Madonna continued to take up space in the history books with "Celebration," a two-CD set that collects about half of her singles, released in 2009. The album shot to the top of the U.K. charts, earning her the distinction of the female artist with the most #1 albums in the U.K.
You may also like: 30 pop songs you may not know are covers
In 2012, alongside the release of her 12th album, "MDNA," Madonna finally got the legendary Super Bowl halftime slot, garnering 111.4 million viewers to tune in to the Big Game. Madonna was just the second solo female performer to headline the show at that point, behind Diana Ross in 1996. The show became one of the most impressive in Super Bowl history and the fifth most-watched since 2011 despite her musical guest courting some controversy.
Things began to go a little pear-shaped in 2014 when multiple songs from Madonna's forthcoming album "Rebel Heart" were leaked. In response, Madonna six more tracks from the album ahead of its release, all of which reached iTunes' Top 10 chart. However, when she performed "Living for Love," the album's lead single, at the 2015 Brit Awards ceremony, she famously tripped and fell down a flight of stairs, causing her whiplash.
Years after the release of "Rebel Heart," Madonna confirmed in 2018 that she was working on new music. A year later, she announced that her 14th studio album would be called "Madame X." The album debuted in June 2019 and immediately topped the Billboard 200 chart, earning Madonna her ninth #1 album.
Toward the end of 2020, Universal Pictures announced Madonna would be directing and co-writing her own biopic, giving her the opportunity to tell the story of her own life. She sought the assistance of Academy Award-winning writer Amy Pascal to help tell that story. The project became an epic undertaking, which reportedly included a singing and dancing boot camp for lead actor hopefuls. Unfortunately, that chapter would soon come to a close.
Right at the beginning of 2023, Madonna's biopic was reportedly scrapped and put on indefinite hold, as the singer looked instead to head out on an enormous tour with sold-out performances in New York, Paris, and London. Madonna's "Celebration" concert tour would encompass some of the biggest hits and moments of her four-decade career.
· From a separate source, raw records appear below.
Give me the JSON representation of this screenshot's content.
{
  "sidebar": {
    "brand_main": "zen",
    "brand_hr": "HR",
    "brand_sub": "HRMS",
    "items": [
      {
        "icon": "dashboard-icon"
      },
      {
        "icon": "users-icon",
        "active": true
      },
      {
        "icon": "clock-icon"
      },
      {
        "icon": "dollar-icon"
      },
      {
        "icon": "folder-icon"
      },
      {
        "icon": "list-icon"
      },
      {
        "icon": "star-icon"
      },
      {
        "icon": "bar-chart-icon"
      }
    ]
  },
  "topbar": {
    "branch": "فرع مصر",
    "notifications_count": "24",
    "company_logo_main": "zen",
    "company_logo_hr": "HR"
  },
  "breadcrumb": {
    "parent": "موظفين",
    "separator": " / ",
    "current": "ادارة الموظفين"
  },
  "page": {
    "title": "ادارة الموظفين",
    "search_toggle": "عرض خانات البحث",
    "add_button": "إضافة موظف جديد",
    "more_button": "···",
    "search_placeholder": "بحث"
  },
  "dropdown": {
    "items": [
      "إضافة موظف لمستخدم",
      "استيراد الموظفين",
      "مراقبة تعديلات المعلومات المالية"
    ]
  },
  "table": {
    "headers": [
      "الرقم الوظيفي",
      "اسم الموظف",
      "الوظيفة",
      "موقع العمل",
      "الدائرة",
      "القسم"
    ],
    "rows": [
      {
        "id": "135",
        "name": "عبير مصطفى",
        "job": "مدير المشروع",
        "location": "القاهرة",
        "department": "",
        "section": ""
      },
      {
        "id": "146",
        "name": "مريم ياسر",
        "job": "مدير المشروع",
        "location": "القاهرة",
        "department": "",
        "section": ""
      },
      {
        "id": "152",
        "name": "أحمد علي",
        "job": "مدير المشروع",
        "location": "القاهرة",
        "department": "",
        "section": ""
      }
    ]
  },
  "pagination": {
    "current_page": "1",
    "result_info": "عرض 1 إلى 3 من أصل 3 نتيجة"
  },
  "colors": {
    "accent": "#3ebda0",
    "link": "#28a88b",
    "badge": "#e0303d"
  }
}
With the shows selling out within minutes, it's clear Madonna still continues her reign as the Queen of Pop.
You may also like: 50 best live albums of all time